There's no doubt in my mind that Darth Vader and his companions from The Empire (the other power conference commissioners) went into action last spring, summer and fall. This can't happen again, they told the committee members. The NCAA tournament, in spite of rumors to the contrary, isn't about what is best for basketball and what is most fair to the players and coaches. It is about us. It is about how much money we make from the tournament (millions) and how we use making the tournament as a tool (recruiting) to ensure that we keep making more millions.
Well, the committee members certainly got the message. No Death Star for them. They went into their meetings in their Ivory Tower last weekend and came up with the following idea: Illinois and Purdue, both teams from Delaney's Big Ten, deserved bids.

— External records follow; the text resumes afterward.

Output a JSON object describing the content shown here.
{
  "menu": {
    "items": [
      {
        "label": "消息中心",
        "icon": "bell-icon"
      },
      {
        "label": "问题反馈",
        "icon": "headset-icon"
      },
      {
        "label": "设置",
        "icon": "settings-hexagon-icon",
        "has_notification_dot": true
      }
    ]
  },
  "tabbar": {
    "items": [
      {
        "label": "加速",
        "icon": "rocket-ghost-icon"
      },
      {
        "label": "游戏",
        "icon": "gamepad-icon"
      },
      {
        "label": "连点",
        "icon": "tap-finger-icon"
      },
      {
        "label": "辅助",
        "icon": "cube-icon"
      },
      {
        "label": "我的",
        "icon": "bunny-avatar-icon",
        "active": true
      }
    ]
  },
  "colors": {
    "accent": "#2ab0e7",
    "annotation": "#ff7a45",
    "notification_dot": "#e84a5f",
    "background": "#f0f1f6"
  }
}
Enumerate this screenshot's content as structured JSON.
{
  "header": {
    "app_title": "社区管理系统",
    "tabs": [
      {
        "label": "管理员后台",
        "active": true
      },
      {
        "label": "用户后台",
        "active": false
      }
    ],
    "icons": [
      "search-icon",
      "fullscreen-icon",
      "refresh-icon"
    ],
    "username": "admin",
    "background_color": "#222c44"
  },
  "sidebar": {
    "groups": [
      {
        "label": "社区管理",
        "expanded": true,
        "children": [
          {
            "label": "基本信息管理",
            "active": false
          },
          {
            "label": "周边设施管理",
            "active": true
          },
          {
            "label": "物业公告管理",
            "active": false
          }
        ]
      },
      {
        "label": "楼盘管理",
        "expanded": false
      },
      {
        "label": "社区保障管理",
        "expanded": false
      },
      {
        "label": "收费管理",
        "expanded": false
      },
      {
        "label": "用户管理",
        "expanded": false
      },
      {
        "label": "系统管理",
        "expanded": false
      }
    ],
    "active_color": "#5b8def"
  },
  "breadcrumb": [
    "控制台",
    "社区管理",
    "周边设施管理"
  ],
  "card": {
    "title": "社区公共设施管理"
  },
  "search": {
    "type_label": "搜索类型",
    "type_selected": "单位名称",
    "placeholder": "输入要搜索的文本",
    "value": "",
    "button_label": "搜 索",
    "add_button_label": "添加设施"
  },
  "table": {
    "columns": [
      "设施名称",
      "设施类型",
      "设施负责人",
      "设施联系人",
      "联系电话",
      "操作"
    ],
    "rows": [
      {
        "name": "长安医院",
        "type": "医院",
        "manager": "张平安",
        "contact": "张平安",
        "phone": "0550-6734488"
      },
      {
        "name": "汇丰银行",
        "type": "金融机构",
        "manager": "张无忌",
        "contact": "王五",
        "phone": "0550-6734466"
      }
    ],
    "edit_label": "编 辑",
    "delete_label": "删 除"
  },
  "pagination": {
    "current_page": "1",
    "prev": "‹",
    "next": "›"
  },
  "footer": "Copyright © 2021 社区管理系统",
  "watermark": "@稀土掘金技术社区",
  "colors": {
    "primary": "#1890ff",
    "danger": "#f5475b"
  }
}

Forget the fact that their road victories this season came over Big Ten weaklings Northwestern and Penn State and, in the case of Illinois, a win over Minnesota which is almost as bad as Northwestern and Penn State. Forget the fact that the nine teams in the Big Ten not named Ohio State and Wisconsin won a total of 16 road games all season. They deserve to be in the tournament.
But Drexel didn't deserve a bid.
Take a guess how many road games Drexel won this season. How about 14. That's one school winning 14 games away from home versus nine winning 16. Who did the Dragons beat? Syracuse, Villanova, Creighton, St. Joseph's and several very good CAA teams. You see when you're in the CAA, no one from a power conference will play you on the road. Maryland Coach Gary Williams complained last year when The Missouri Valley got those four bids that the league had, "cracked the RPI code."
Here's what they did to crack the code: they played good teams on the road and won. Sounds pretty evil to me.
Drexel cracked the code too. Except it had the misfortune to play in a league that had three other very good teams. It finished fourth in the CAA behind Virginia Commonwealth, Old Dominion and Hofstra. The first two got into the tournament. Committee chairman Gary Walters, who was a teammate of Bill Bradley's at Princeton and should know good basketball when he sees it, explained that Drexel finishing fourth in the CAA had been the problem as if the committee could only take Old Dominion or Drexel and not both.
I mean, God forbid we should leave out Illinois and Purdue. The wrath of Darth Vader might come down upon us.
Here's the problem with Walter's remarkably specious argument (after all you would expect more from a Princeton grad): the committee also left out Syracuse. Upon further review, Syracuse finished ahead of both Marquette and Villanova in the Big East. In fact, it beat Marquette, at Marquette, and was the only team to beat Georgetown any place in the last six weeks. Last time I checked, if you beat someone on their court and all other things are pretty much equal -- or in this case unequal -- since Syracuse, let me repeat this, finished ahead of Marquette, you are considered the better team.
Nope, the committee said, Syracuse is out. Don't misunderstand. I think Marquette should have been in the field. Illinois should not have been, nor should Purdue. Throw in the fact that Arkansas, 7-9 in the Southeastern Conference, should also have been left out, and Missouri State should have been in, and you have the right field.
That was Brill's field after his fourth (okay, maybe fifth) beer. That was my field too. The difference is we don't have Darth Vader and friends looking over our shoulder. The committee can explain from here to eternity the torture it went through in picking the field. The bottom line is this: they got it wrong. They should be ashamed of what they did, especially to Drexel, a little school trying to overcome long odds to make the field. They sat there for four days with all their printouts and information and their satellite TV dishes and they flat out blew it.
Maybe they should have had a few more beers.